EXERCISE REQUIREMENTS: All records below must be written out exactly, with the pictures excluded.
####
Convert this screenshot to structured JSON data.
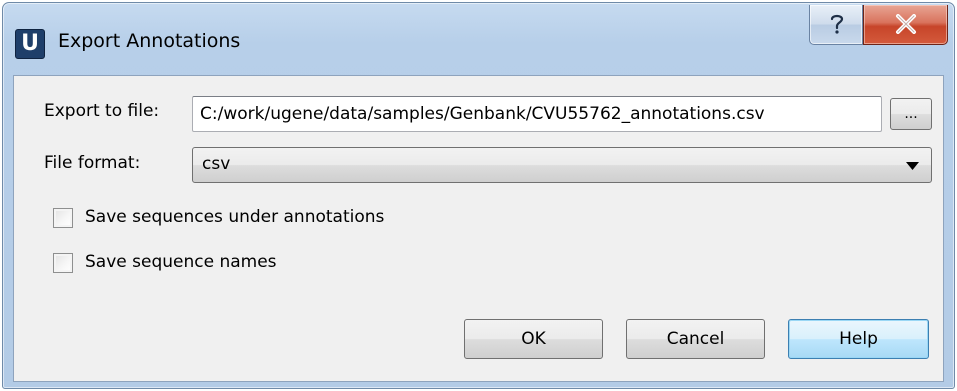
{
  "window": {
    "app_icon_letter": "U",
    "title": "Export Annotations",
    "help_caption_glyph": "?",
    "close_caption_glyph": "X"
  },
  "form": {
    "export_to_file_label": "Export to file:",
    "export_to_file_value": "C:/work/ugene/data/samples/Genbank/CVU55762_annotations.csv",
    "browse_label": "...",
    "file_format_label": "File format:",
    "file_format_value": "csv",
    "save_sequences_label": "Save sequences under annotations",
    "save_sequences_checked": false,
    "save_names_label": "Save sequence names",
    "save_names_checked": false
  },
  "buttons": {
    "ok_label": "OK",
    "cancel_label": "Cancel",
    "help_label": "Help"
  },
  "colors": {
    "title_bar": "#b9d1ea",
    "close_button": "#c7452a",
    "default_button_border": "#3c7fb1",
    "client_background": "#f0f0f0"
  }
}
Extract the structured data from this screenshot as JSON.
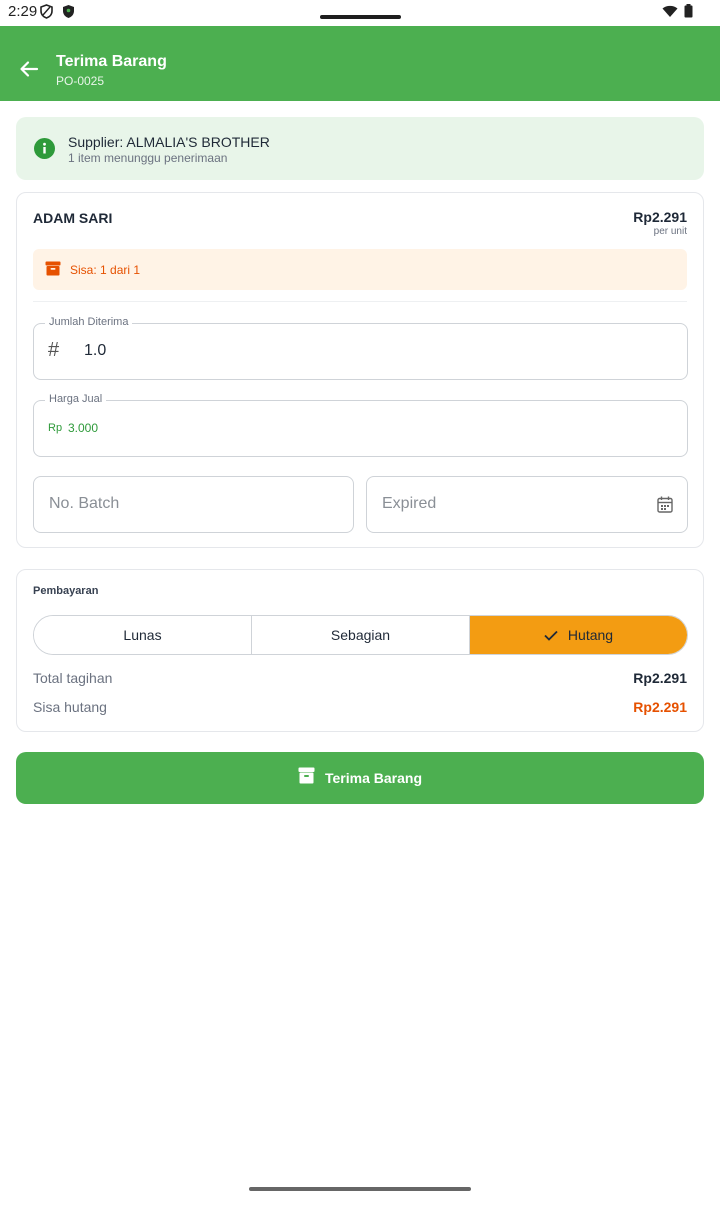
{
  "status_bar": {
    "time": "2:29"
  },
  "header": {
    "title": "Terima Barang",
    "subtitle": "PO-0025"
  },
  "info": {
    "supplier": "Supplier: ALMALIA'S BROTHER",
    "pending": "1 item menunggu penerimaan"
  },
  "item": {
    "name": "ADAM SARI",
    "price": "Rp2.291",
    "price_unit": "per unit",
    "remaining": "Sisa: 1 dari 1",
    "qty_label": "Jumlah Diterima",
    "qty_value": "1.0",
    "sell_label": "Harga Jual",
    "sell_prefix": "Rp",
    "sell_value": "3.000",
    "batch_placeholder": "No. Batch",
    "expired_placeholder": "Expired"
  },
  "payment": {
    "title": "Pembayaran",
    "options": [
      "Lunas",
      "Sebagian",
      "Hutang"
    ],
    "selected": "Hutang",
    "total_label": "Total tagihan",
    "total_value": "Rp2.291",
    "debt_label": "Sisa hutang",
    "debt_value": "Rp2.291"
  },
  "submit_label": "Terima Barang",
  "colors": {
    "primary": "#4caf50",
    "accent": "#f39c12",
    "warning": "#e65100",
    "info_bg": "#e8f5e9",
    "warning_bg": "#fff3e6"
  }
}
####
YOUR SOLUTION:
Convert this screenshot to structured JSON data.
{
  "window": {
    "app_icon_letter": "U",
    "title": "Export Annotations",
    "help_caption_glyph": "?",
    "close_caption_glyph": "X"
  },
  "form": {
    "export_to_file_label": "Export to file:",
    "export_to_file_value": "C:/work/ugene/data/samples/Genbank/CVU55762_annotations.csv",
    "browse_label": "...",
    "file_format_label": "File format:",
    "file_format_value": "csv",
    "save_sequences_label": "Save sequences under annotations",
    "save_sequences_checked": false,
    "save_names_label": "Save sequence names",
    "save_names_checked": false
  },
  "buttons": {
    "ok_label": "OK",
    "cancel_label": "Cancel",
    "help_label": "Help"
  },
  "colors": {
    "title_bar": "#b9d1ea",
    "close_button": "#c7452a",
    "default_button_border": "#3c7fb1",
    "client_background": "#f0f0f0"
  }
}
Extract the structured data from this screenshot as JSON.
{
  "status_bar": {
    "time": "2:29"
  },
  "header": {
    "title": "Terima Barang",
    "subtitle": "PO-0025"
  },
  "info": {
    "supplier": "Supplier: ALMALIA'S BROTHER",
    "pending": "1 item menunggu penerimaan"
  },
  "item": {
    "name": "ADAM SARI",
    "price": "Rp2.291",
    "price_unit": "per unit",
    "remaining": "Sisa: 1 dari 1",
    "qty_label": "Jumlah Diterima",
    "qty_value": "1.0",
    "sell_label": "Harga Jual",
    "sell_prefix": "Rp",
    "sell_value": "3.000",
    "batch_placeholder": "No. Batch",
    "expired_placeholder": "Expired"
  },
  "payment": {
    "title": "Pembayaran",
    "options": [
      "Lunas",
      "Sebagian",
      "Hutang"
    ],
    "selected": "Hutang",
    "total_label": "Total tagihan",
    "total_value": "Rp2.291",
    "debt_label": "Sisa hutang",
    "debt_value": "Rp2.291"
  },
  "submit_label": "Terima Barang",
  "colors": {
    "primary": "#4caf50",
    "accent": "#f39c12",
    "warning": "#e65100",
    "info_bg": "#e8f5e9",
    "warning_bg": "#fff3e6"
  }
}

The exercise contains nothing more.